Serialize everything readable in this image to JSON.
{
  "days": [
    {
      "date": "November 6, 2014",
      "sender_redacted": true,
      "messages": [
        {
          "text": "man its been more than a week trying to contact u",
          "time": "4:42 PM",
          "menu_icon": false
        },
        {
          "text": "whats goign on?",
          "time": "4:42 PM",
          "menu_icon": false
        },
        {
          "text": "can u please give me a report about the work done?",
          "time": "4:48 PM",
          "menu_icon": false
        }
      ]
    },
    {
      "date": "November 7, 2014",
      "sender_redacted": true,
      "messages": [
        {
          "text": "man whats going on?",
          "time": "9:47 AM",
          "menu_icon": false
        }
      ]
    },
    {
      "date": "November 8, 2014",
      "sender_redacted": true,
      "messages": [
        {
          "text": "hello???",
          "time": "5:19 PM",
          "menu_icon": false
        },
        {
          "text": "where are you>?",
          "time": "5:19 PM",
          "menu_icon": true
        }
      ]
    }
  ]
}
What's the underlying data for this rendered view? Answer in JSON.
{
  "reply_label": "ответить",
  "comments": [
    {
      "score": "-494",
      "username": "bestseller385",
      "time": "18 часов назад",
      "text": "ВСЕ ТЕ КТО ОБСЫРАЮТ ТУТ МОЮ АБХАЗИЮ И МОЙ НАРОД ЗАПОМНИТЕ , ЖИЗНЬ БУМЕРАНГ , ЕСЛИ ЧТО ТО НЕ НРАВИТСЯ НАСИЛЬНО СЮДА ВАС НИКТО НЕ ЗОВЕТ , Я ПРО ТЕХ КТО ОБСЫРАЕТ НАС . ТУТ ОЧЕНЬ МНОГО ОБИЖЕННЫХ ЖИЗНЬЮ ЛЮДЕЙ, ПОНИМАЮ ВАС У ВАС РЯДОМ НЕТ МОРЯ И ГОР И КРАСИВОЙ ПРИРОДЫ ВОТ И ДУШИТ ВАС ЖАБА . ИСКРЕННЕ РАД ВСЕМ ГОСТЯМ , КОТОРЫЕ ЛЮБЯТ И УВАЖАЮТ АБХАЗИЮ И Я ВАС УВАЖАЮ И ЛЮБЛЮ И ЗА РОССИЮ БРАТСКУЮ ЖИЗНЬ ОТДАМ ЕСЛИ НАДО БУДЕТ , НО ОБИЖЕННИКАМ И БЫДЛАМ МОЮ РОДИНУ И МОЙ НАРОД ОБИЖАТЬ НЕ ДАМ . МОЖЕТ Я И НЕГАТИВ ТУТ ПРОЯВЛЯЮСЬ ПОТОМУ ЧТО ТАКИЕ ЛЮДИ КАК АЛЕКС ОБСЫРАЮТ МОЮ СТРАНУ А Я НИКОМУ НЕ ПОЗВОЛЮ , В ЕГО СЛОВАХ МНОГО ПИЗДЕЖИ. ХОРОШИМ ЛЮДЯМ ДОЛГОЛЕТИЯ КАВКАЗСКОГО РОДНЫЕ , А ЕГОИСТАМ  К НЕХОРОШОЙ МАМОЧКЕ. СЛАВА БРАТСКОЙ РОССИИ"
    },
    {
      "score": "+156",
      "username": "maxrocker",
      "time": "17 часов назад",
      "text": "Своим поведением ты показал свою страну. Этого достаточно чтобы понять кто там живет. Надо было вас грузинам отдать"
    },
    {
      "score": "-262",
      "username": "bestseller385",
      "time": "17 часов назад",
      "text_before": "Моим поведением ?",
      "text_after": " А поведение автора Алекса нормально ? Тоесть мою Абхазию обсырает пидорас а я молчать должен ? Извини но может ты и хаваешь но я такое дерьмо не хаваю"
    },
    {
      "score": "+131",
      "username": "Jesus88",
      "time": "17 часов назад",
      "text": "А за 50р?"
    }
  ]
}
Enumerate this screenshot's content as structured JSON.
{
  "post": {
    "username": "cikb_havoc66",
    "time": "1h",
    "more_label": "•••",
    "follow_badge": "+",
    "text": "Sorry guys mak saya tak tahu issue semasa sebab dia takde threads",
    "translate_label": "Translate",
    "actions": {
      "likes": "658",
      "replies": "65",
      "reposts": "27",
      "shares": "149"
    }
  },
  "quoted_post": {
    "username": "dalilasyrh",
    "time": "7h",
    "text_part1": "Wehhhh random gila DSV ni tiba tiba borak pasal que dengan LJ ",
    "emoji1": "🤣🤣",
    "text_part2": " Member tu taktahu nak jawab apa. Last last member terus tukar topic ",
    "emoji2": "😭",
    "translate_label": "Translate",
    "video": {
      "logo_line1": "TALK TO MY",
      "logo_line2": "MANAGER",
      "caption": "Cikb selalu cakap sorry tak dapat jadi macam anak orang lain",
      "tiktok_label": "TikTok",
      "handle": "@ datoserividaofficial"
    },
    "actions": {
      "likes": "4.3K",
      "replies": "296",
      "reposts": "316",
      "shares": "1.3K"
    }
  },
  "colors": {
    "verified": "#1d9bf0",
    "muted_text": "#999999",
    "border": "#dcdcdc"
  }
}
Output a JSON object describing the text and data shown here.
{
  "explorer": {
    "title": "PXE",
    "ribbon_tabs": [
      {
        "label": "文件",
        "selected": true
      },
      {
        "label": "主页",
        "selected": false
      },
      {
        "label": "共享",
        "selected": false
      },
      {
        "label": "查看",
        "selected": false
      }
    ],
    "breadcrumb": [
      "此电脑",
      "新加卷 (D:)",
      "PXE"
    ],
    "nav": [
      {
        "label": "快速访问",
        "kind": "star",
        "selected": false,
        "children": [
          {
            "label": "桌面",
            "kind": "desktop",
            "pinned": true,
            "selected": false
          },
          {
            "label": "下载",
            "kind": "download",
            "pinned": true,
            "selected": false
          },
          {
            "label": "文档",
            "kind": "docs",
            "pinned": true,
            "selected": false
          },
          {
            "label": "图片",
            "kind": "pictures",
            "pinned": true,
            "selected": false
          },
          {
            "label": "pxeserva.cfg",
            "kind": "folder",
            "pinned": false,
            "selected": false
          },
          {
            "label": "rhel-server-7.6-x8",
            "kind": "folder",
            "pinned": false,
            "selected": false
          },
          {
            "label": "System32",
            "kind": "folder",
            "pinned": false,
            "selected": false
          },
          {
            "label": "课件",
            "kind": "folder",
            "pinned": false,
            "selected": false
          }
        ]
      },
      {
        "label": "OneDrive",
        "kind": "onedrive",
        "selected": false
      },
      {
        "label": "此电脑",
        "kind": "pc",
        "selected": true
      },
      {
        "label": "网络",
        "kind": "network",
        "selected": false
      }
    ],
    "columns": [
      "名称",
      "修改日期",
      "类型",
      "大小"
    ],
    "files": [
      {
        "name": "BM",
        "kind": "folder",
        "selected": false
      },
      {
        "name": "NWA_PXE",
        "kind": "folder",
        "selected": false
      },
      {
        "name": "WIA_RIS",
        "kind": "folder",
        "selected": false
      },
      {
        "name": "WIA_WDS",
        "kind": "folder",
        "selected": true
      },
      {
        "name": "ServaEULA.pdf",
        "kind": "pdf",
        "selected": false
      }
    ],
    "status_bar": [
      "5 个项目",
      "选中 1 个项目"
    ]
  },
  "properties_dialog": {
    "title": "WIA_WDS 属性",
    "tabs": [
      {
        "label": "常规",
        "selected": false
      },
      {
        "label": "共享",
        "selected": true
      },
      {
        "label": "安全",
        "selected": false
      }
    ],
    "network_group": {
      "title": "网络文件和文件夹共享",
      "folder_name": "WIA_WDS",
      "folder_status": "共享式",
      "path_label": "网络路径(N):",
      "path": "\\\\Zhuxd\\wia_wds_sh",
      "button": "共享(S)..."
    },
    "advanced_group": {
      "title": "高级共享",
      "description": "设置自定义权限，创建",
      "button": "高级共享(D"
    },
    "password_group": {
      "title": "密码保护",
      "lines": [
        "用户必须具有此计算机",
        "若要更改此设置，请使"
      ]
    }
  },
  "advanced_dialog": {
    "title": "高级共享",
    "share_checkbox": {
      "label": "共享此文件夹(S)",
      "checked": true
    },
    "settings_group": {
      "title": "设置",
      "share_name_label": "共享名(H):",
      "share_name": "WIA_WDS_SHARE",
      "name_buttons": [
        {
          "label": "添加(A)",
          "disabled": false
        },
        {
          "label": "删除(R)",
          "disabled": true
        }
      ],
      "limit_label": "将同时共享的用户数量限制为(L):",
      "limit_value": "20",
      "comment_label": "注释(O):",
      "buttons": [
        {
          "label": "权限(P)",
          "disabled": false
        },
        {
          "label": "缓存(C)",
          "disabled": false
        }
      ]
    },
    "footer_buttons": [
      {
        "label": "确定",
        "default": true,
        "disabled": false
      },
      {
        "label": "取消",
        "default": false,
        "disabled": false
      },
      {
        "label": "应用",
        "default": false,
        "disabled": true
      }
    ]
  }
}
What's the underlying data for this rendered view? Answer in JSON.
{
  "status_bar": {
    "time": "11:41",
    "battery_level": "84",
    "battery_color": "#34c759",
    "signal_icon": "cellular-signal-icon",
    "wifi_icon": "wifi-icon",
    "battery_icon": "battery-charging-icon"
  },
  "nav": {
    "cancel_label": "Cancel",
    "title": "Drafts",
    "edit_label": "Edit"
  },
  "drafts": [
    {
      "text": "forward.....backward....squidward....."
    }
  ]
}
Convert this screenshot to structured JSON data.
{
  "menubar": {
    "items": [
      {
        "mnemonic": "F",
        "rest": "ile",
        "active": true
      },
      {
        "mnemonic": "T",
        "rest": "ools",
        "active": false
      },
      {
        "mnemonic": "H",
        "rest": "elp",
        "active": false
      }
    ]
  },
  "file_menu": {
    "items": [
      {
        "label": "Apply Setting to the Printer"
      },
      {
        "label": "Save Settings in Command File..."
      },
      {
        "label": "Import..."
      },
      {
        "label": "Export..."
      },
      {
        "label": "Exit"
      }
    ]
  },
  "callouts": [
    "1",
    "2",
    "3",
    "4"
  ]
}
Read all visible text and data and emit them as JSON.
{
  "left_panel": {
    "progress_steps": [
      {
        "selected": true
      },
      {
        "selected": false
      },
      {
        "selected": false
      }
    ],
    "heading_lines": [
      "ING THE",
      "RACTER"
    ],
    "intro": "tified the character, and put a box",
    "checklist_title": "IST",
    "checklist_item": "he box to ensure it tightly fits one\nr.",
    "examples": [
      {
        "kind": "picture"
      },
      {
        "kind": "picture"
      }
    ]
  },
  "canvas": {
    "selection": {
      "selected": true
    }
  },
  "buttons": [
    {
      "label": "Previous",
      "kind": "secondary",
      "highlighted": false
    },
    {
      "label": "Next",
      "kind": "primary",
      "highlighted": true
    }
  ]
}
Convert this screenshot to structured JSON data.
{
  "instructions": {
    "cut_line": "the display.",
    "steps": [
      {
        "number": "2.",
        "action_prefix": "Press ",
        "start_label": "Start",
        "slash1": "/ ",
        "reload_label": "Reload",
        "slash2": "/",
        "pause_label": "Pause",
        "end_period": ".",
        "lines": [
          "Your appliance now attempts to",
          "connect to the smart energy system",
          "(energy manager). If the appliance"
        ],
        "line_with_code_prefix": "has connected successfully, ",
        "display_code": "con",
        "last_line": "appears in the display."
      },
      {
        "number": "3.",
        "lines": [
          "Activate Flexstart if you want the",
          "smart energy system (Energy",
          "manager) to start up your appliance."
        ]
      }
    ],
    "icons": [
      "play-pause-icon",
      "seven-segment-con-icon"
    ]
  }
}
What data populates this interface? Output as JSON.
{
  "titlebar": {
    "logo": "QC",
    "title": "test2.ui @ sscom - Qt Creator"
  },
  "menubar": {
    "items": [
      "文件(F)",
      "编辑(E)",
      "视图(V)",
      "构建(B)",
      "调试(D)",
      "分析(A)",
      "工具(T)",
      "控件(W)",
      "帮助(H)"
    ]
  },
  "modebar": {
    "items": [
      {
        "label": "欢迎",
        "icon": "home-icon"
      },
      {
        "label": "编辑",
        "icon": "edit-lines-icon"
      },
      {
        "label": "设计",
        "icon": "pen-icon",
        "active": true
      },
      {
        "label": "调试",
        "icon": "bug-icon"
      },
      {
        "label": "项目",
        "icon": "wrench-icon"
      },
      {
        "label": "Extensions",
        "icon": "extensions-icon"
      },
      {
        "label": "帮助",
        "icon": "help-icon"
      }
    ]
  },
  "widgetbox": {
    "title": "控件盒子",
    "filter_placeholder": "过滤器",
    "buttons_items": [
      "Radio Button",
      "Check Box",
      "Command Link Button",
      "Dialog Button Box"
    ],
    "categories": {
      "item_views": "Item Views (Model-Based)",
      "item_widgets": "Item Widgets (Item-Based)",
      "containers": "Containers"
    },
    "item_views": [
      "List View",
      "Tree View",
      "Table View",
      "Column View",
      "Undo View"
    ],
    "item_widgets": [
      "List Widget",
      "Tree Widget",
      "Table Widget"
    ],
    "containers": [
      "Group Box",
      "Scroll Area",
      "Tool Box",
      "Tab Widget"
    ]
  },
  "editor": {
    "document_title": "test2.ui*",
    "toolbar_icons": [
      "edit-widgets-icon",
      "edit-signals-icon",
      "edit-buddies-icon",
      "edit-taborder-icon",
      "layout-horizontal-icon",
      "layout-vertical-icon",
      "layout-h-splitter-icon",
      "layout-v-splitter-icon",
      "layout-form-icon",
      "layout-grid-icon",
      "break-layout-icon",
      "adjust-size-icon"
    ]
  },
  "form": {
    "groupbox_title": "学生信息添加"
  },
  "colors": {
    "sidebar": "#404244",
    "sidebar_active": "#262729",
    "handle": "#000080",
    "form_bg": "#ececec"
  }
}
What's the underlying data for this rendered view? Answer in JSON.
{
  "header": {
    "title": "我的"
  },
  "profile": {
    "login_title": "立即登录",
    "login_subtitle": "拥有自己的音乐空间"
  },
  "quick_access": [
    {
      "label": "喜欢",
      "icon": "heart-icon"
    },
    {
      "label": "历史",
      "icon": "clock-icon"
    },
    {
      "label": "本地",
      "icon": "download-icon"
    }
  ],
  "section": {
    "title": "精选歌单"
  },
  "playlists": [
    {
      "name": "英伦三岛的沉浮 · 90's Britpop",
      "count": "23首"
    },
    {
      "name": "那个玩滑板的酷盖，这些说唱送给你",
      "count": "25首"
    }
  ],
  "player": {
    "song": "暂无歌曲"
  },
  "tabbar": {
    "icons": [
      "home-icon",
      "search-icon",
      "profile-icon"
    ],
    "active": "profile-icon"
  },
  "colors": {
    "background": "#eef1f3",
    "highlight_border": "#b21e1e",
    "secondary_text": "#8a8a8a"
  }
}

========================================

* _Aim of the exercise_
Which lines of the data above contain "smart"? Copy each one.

* _Finished exercise_
          "connect to the smart energy system",
          "smart energy system (Energy",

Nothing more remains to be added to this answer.